Detention Action Press Release
Wednesday 5 February 2020
London – for immediate release


Human Rights charity Detention Action has issued a legal challenge over the Home Office’s failure to provide effective access to legal advice to those held in Immigration Removal Centres (IRCs). The challenge follows ongoing mobile phone signal outage in the Heathrow detention centres, which has left those facing imminent removal from the UK unable to contact their solicitors or NGOs that assist with referrals to solicitors. Detention Action is seeking to compel the Home Office to issue alternative SIM cards and to ensure that anyone facing removal is given adequate time to access legal advice.

On Tuesday 3rd February, Supperstone J in the High Court issued an Order requiring the Home Secretary to file a written response to the application for interim relief by 4pm on Thursday 6 February 2020.

The phone outage coincided with the crucial period leading up to removal charter flights that went ahead on 29 January to Nigeria and Ghana and on 30 January to France.

As the outage continues, a third charter flight to Jamaica has been scheduled for 11 February, despite concerns over the ability of those affected to seek legal advice in relation to their intended removal. If it goes ahead, this will be only the second charter to Jamaica since the Windrush scandal broke in 2017.

The legal challenge concerns weeks of disruption to Lycamobile signal in Harmondsworth and Colnbrook IRCs, the closest detention centres to Heathrow Airport that act as the staging post for many removals from the UK. Phone signal has been severely disrupted since early January 2020 due to a fault with an O2 mobile phone mast in the area.

Mobile phones provided by the Home Office at the outset of detention are the principal means by which those held in IRCs are able to access legal assistance, contact their solicitors and families, and access support services.

The challenge argues that the Home Office’s failure to provide an adequate means of communication breaches both Home Office policy (see note 3 below) and the common law right of access to legal advice and the courts. It seeks to compel the Home Office to immediately provide SIM cards for alternative providers in order to ensure that no one will be removed from the UK without being afforded effective access to legal advice and assistance.

During the ongoing outage period, Detention Action’s casework service has experienced a sharp drop-off in enquiries from people held in Harmondsworth and Colnbrook IRCs and has been unable to contact 30 clients. Where contact has been possible, Detention Action’s clients have described major problems in being able to contact their legal representatives.

Those held in immigration detention often have an acute and urgent need for legal advice and assistance, for example to challenge their detention or to assess the merits of challenging an order for their removal to the country in which they claim to be at risk of persecution. Their right to effective access to legal advice and assistance is a fundamental constitutional right, guaranteed at common law.

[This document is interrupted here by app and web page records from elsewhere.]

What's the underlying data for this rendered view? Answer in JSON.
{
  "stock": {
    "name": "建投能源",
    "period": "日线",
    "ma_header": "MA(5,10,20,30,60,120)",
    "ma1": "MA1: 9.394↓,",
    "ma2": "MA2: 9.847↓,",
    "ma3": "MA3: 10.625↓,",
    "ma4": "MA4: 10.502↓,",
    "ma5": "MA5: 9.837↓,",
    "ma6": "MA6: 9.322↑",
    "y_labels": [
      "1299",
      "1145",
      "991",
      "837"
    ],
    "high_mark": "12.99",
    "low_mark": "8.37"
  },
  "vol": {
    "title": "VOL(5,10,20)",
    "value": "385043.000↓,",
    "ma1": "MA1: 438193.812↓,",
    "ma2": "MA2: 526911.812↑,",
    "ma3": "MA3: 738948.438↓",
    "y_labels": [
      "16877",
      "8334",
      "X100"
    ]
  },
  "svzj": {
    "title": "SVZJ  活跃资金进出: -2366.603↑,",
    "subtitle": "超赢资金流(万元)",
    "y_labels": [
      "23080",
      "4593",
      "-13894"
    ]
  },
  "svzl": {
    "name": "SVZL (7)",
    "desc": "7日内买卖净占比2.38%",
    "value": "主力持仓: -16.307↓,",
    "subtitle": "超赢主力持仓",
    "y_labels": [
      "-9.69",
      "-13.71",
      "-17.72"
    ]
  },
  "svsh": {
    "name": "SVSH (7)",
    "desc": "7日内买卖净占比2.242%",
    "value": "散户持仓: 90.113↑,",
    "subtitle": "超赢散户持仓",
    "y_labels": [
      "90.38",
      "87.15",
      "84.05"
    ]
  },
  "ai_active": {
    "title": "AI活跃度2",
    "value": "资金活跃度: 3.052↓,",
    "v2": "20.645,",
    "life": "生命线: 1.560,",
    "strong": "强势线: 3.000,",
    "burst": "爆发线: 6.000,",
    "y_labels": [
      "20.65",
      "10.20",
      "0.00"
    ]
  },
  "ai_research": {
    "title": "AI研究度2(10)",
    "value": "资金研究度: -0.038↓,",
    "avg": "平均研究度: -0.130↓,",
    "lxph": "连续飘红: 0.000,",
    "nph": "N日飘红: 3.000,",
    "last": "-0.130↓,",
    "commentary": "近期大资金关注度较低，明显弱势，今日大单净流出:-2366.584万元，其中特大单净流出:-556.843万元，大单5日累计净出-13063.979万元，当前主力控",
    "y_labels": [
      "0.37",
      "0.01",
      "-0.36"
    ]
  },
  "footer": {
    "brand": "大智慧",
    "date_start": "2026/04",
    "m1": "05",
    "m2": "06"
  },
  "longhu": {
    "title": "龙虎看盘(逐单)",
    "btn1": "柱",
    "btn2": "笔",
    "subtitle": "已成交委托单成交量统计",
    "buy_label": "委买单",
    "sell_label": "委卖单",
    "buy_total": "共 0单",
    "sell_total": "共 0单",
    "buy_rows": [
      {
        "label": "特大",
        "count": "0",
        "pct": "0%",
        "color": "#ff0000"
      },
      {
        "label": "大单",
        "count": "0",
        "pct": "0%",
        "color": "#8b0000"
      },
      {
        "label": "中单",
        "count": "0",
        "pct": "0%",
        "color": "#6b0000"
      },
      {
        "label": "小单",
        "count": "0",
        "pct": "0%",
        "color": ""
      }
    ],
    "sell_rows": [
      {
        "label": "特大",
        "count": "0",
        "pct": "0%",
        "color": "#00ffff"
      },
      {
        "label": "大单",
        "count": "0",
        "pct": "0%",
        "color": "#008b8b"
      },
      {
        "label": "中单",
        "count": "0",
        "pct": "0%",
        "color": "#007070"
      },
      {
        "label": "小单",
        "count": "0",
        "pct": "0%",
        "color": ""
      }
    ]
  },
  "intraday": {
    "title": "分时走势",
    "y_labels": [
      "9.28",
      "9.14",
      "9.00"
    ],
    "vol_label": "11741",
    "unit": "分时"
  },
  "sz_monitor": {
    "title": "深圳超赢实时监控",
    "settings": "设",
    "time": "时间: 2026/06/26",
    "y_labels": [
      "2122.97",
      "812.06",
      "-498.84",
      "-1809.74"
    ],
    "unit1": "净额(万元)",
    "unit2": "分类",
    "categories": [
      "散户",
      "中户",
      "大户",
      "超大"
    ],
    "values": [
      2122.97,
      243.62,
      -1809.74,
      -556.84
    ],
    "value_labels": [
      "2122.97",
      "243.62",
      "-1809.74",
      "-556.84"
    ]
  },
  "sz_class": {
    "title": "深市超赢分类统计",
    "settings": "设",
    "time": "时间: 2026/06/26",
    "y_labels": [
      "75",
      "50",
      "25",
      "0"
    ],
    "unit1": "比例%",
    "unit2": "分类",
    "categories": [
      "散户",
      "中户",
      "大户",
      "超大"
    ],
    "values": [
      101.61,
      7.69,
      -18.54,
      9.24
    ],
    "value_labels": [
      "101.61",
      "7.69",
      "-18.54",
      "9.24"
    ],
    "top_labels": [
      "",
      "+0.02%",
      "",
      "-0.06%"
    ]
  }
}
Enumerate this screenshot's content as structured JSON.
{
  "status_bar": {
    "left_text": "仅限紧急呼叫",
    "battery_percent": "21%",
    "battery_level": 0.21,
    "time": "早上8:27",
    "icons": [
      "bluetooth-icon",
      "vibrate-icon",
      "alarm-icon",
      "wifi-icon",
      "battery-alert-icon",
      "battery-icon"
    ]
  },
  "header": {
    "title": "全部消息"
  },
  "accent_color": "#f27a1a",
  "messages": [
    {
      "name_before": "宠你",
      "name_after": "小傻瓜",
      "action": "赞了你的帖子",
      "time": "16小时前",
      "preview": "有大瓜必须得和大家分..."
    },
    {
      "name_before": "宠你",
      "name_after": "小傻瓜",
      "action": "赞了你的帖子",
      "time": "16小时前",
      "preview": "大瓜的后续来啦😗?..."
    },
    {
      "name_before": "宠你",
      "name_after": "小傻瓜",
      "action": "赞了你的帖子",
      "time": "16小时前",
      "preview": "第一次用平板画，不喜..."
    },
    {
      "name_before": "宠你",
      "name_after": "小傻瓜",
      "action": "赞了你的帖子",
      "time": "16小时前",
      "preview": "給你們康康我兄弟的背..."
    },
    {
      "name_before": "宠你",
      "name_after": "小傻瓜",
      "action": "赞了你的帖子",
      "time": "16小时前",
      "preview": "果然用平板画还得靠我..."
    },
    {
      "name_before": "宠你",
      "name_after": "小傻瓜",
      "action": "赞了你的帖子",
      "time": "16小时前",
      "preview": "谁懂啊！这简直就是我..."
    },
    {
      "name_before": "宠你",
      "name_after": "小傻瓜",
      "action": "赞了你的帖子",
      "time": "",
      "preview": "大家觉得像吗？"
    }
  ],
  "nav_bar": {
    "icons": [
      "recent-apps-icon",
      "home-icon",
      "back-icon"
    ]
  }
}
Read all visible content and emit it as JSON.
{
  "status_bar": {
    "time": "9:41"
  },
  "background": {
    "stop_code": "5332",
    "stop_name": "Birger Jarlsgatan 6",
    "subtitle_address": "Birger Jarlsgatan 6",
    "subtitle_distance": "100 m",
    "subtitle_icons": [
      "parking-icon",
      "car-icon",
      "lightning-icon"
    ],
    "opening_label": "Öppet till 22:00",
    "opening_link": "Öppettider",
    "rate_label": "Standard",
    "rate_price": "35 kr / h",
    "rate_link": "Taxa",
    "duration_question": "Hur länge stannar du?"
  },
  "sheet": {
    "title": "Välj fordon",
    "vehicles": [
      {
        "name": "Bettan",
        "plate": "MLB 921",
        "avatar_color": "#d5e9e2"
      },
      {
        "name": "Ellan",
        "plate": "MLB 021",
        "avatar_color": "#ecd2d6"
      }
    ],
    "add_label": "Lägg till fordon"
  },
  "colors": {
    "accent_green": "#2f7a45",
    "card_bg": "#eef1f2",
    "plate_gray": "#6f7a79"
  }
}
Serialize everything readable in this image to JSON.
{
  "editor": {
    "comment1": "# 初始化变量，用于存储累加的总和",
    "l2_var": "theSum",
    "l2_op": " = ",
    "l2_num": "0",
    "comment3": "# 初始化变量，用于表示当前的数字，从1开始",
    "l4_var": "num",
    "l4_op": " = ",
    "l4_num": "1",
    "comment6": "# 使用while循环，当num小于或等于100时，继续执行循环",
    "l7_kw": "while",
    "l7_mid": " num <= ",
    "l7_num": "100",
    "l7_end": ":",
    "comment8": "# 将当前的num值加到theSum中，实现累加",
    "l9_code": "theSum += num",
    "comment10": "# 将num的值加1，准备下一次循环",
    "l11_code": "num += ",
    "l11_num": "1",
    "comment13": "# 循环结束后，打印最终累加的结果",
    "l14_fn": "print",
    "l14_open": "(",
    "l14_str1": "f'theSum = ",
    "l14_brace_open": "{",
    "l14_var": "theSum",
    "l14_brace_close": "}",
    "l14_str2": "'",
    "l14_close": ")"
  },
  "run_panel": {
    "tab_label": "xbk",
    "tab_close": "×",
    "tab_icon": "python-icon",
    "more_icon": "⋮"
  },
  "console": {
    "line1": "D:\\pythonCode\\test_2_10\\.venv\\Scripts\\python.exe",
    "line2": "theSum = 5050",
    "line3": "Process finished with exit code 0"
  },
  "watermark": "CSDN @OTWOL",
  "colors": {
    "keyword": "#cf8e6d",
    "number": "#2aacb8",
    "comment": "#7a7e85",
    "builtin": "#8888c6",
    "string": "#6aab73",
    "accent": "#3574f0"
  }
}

Bella Sankey, Director of Detention Action, said: “If you’re locked up in a detention centre and face being sent back to a country where your life is in danger, phone signal is a lifeline not a luxury. Your phone is your connection to the outside world, and the only means to defend yourself against a wrongful removal.

“The remedy for this situation is simple, and the Home Office must ensure that anyone it intends to remove from the UK has access to adequate legal support.”

David Lammy, MP for Tottenham, said: “This technological failure is having very human consequences and the Home Office must start taking notice.

“People are being locked up in immigration detention centres, families are being ripped apart, and people who thought the UK was their home are facing removal on 11 February to a country they do not know. All without proper access to a lawyer, a most basic element of British justice.

“The devastating effects of the Windrush scandal should be very much in the forefront of the Home Secretary’s mind as she considers this important legal challenge and the upcoming charter flight to Jamaica scheduled by her department amid serious problems with access to justice.”

For media enquiries please contact Matthew Leidecker on 07950387130 or by email to
Spokespeople are available for broadcast interview.
Notes to editors:
1. Detention Action is a national charity established in 1993 that seeks to defend the rights and improve the welfare of people in immigration detention by combining support for individuals with campaigning for policy change. Detention Action works in Harmondsworth and Colnbrook IRCs near Heathrow Airport in London, Morton Hall IRC in Lincolnshire, and with people held under immigration powers in London prisons. We work with around 1000 individuals held in detention each year.
2. High Court Order of Tuesday 3rd February, along with grounds and witness statement, is available on request.
3. The relevant Home Office policies are:
The Detention Services Operating Standards manual for IRCs stipulates as a standard, “to ensure that detainees are aware of their right to legal representation and have access to it.”
Detention Services Orders (DSOs)
– DSO 05/2018: Mobile phones, internet enabled devices, and cameras.
– DSO 06/2013: Reception, induction and discharge checklist and supplementary guidance.
– DSO 03/2014: Sets out the requirements for the Service of Removal Directions, including the necessary minimum notice periods (72 hours, of which 2 days including the last 24 hours must be working days, for normal enforcement cases; 5 working days for third-country cases; 5 working days for charter flights with special arrangements).

– DSO 05/2018: All detainees must be provided with  a mobile phone (unless they have a personal mobile phone with no camera or internet connectivity, in which case they must be allowed to keep their own basic phone).